One of the things that fascinates me about form is how we’re surrounded by so many of them now because of how much content we consume on the internet. In any one day, we’ll read through several email chains, news articles, forum posts on a television show we’re currently bingeing, perhaps a questions-and-answers page for a medical ailment or how-to instructions on properly fixing an appliance in our homes, and more beyond that. I always wonder what it would be like to meet the consciousness (or consciousnesses) behind the content. Perhaps this is because I’ve written a lot of freelance copy for the web to make money—I’ve optimized many sites so they will rank higher in search results, I’ve composed ads for Google. I was an actual person creating some of this random or disposable internet text while at the same time writing these hyper-language-focused short stories. It was sort of disorienting at times to make the transition between the two. And I wondered if I could create fiction out of it, make slow, deliberate art out of these rapidly evolving, hyperfast forms.
The FAQ story specifically originated from looking through medical pages for reasons behind or solutions to insomnia and headaches. It can be kind of the opposite of comforting to read these pages, to be told they’re symptoms of a harrowing illness but also maybe not, maybe nothing. I again speculated about who was tasked with creating that content for money. I started mulling over whether I could sort of unravel the form itself, reveal that possible person and her struggles. The form unravels as the neurosurgeon narrator unravels, revealing her grief. But it also becomes something new by the end, similar to how grief unmakes and makes us new again. That was interesting to me to try to do.
I’d like to end by asking you about your work as an editor. You edit Noon with Diane Williams; how has that process affected your writing?
Working at NOON has been one of the most rewarding experiences of my writing life. I’m there on a more remote capacity these days, but for a while I was one of the core staffers assisting Diane Williams every week. When she was considering a story for submission, or in the intensive process of editing one, she would have us read it aloud and she would follow along with her eyes closed, lips moving to the words. She’s famously exacting; every sentence must be deemed necessary and enticing, a perfect package of idiosyncratic syntax and singing syllables. When you see someone doing that regularly, it nurtures the desire within you to do it yourself in your own work. I think I will always strive to be as exacting, as good of a sentence master as Diane Williams.
Kyle Williams is a writer living in Brooklyn.
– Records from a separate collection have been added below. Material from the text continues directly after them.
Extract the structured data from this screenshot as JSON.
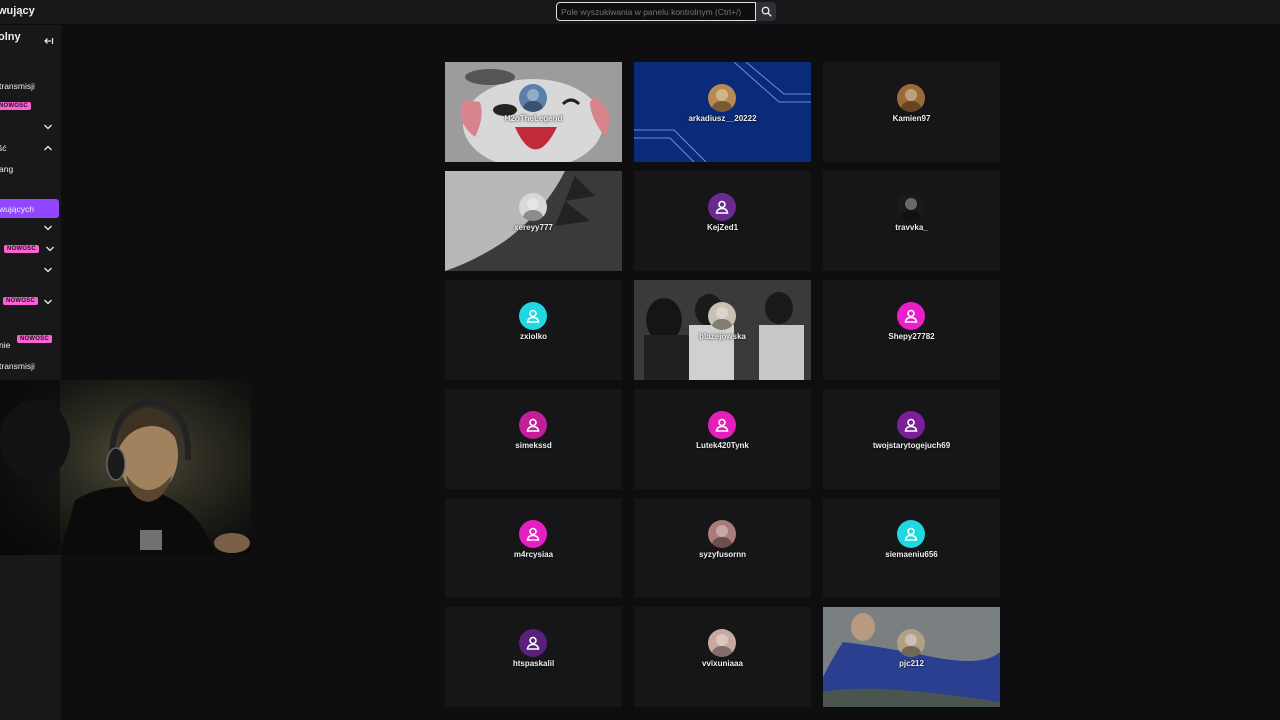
{
  "header": {
    "title_partial": "wujący",
    "search_placeholder": "Pole wyszukiwania w panelu kontrolnym (Ctrl+/)"
  },
  "sidebar": {
    "heading_partial": "olny",
    "item_transmisji_1": "transmisji",
    "badge_1": "NOWOŚĆ",
    "item_sc": "ść",
    "item_ang": "ang",
    "item_active": "wujących",
    "badge_2": "NOWOŚĆ",
    "badge_3": "NOWOŚĆ",
    "item_nie": "nie",
    "badge_4": "NOWOŚĆ",
    "item_transmisji_2": "transmisji"
  },
  "users": [
    {
      "name": "H2oTheLegend",
      "avatar": "photo-avatar",
      "avatar_color": "#5a7fa8"
    },
    {
      "name": "arkadiusz__20222",
      "avatar": "photo-avatar",
      "avatar_color": "#b88a52"
    },
    {
      "name": "Kamien97",
      "avatar": "photo-avatar",
      "avatar_color": "#9b6a38"
    },
    {
      "name": "xereyy777",
      "avatar": "photo-avatar",
      "avatar_color": "#d8d8d8"
    },
    {
      "name": "KejZed1",
      "avatar": "default-user-avatar",
      "avatar_color": "#6b2a8f"
    },
    {
      "name": "travvka_",
      "avatar": "photo-avatar",
      "avatar_color": "#1a1a1a"
    },
    {
      "name": "zxiolko",
      "avatar": "default-user-avatar",
      "avatar_color": "#1fd8e0"
    },
    {
      "name": "blazejowska",
      "avatar": "photo-avatar",
      "avatar_color": "#c8c0b0"
    },
    {
      "name": "Shepy27782",
      "avatar": "default-user-avatar",
      "avatar_color": "#ea1fc9"
    },
    {
      "name": "simekssd",
      "avatar": "default-user-avatar",
      "avatar_color": "#c21f99"
    },
    {
      "name": "Lutek420Tynk",
      "avatar": "default-user-avatar",
      "avatar_color": "#e51fb9"
    },
    {
      "name": "twojstarytogejuch69",
      "avatar": "default-user-avatar",
      "avatar_color": "#7a1f99"
    },
    {
      "name": "m4rcysiaa",
      "avatar": "default-user-avatar",
      "avatar_color": "#e51fc3"
    },
    {
      "name": "syzyfusornn",
      "avatar": "photo-avatar",
      "avatar_color": "#a87c78"
    },
    {
      "name": "siemaeniu656",
      "avatar": "default-user-avatar",
      "avatar_color": "#1fd8e0"
    },
    {
      "name": "htspaskalil",
      "avatar": "default-user-avatar",
      "avatar_color": "#5a1f7a"
    },
    {
      "name": "vvixuniaaa",
      "avatar": "photo-avatar",
      "avatar_color": "#c8a8a0"
    },
    {
      "name": "pjc212",
      "avatar": "photo-avatar",
      "avatar_color": "#b0a088"
    }
  ],
  "colors": {
    "accent": "#9147ff",
    "badge": "#ff5fd5",
    "background": "#0e0e10",
    "sidebar": "#18181b"
  }
}
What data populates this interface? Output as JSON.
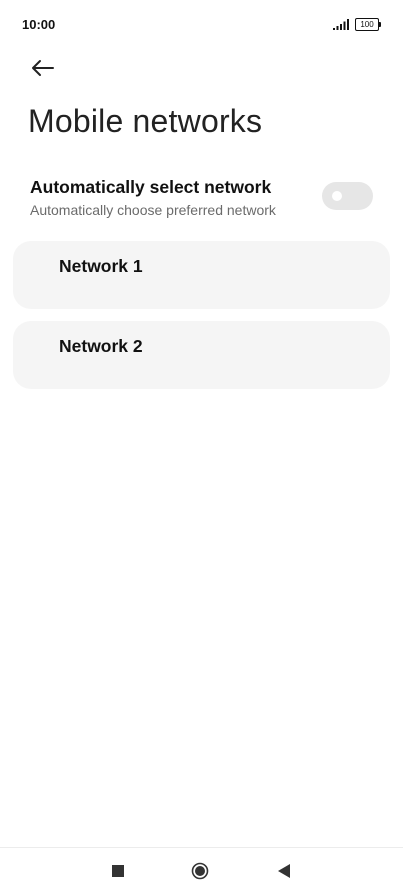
{
  "status_bar": {
    "time": "10:00",
    "battery_level": "100",
    "icons": [
      "signal-icon",
      "battery-icon"
    ]
  },
  "header": {
    "back_icon": "arrow-left-icon",
    "title": "Mobile networks"
  },
  "auto_select": {
    "title": "Automatically select network",
    "subtitle": "Automatically choose preferred network",
    "enabled": false
  },
  "networks": [
    {
      "label": "Network 1"
    },
    {
      "label": "Network 2"
    }
  ],
  "nav_bar": {
    "icons": [
      "recents-icon",
      "home-icon",
      "back-icon"
    ]
  },
  "colors": {
    "background": "#ffffff",
    "card": "#f5f5f5",
    "toggle_off": "#e6e6e6",
    "subtitle": "#6b6b6b"
  }
}
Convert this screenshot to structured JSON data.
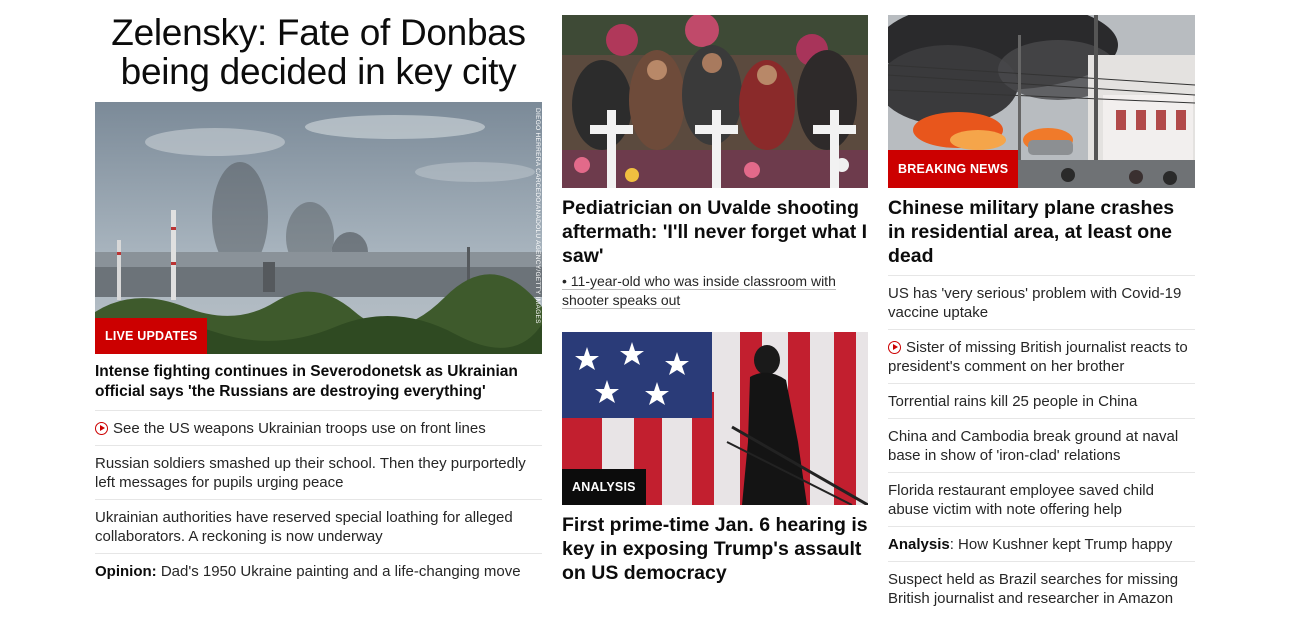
{
  "column1": {
    "headline": "Zelensky: Fate of Donbas being decided in key city",
    "badge": "LIVE UPDATES",
    "photo_credit": "DIEGO HERRERA CARCEDO/ANADOLU AGENCY/GETTY IMAGES",
    "lead": "Intense fighting continues in Severodonetsk as Ukrainian official says 'the Russians are destroying everything'",
    "items": [
      {
        "text": "See the US weapons Ukrainian troops use on front lines",
        "video": true
      },
      {
        "text": "Russian soldiers smashed up their school. Then they purportedly left messages for pupils urging peace"
      },
      {
        "text": "Ukrainian authorities have reserved special loathing for alleged collaborators. A reckoning is now underway"
      },
      {
        "prefix": "Opinion:",
        "text": " Dad's 1950 Ukraine painting and a life-changing move"
      }
    ]
  },
  "column2": {
    "story1": {
      "title": "Pediatrician on Uvalde shooting aftermath: 'I'll never forget what I saw'",
      "bullet": "• 11-year-old who was inside classroom with shooter speaks out"
    },
    "story2": {
      "badge": "ANALYSIS",
      "title": "First prime-time Jan. 6 hearing is key in exposing Trump's assault on US democracy"
    }
  },
  "column3": {
    "badge": "BREAKING NEWS",
    "title": "Chinese military plane crashes in residential area, at least one dead",
    "items": [
      {
        "text": "US has 'very serious' problem with Covid-19 vaccine uptake"
      },
      {
        "text": "Sister of missing British journalist reacts to president's comment on her brother",
        "video": true
      },
      {
        "text": "Torrential rains kill 25 people in China"
      },
      {
        "text": "China and Cambodia break ground at naval base in show of 'iron-clad' relations"
      },
      {
        "text": "Florida restaurant employee saved child abuse victim with note offering help"
      },
      {
        "prefix": "Analysis",
        "text": ": How Kushner kept Trump happy"
      },
      {
        "text": "Suspect held as Brazil searches for missing British journalist and researcher in Amazon"
      }
    ]
  },
  "colors": {
    "accent": "#cc0000",
    "dark_badge": "#0c0c0c",
    "divider": "#e6e6e6"
  }
}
He is an Interviews Editor for Full Stop, Director of Communications for Chicago Review of Books, and A Public Space’s 2019 Emerging Writer Fellow. He is on Twitter @kylecangogh.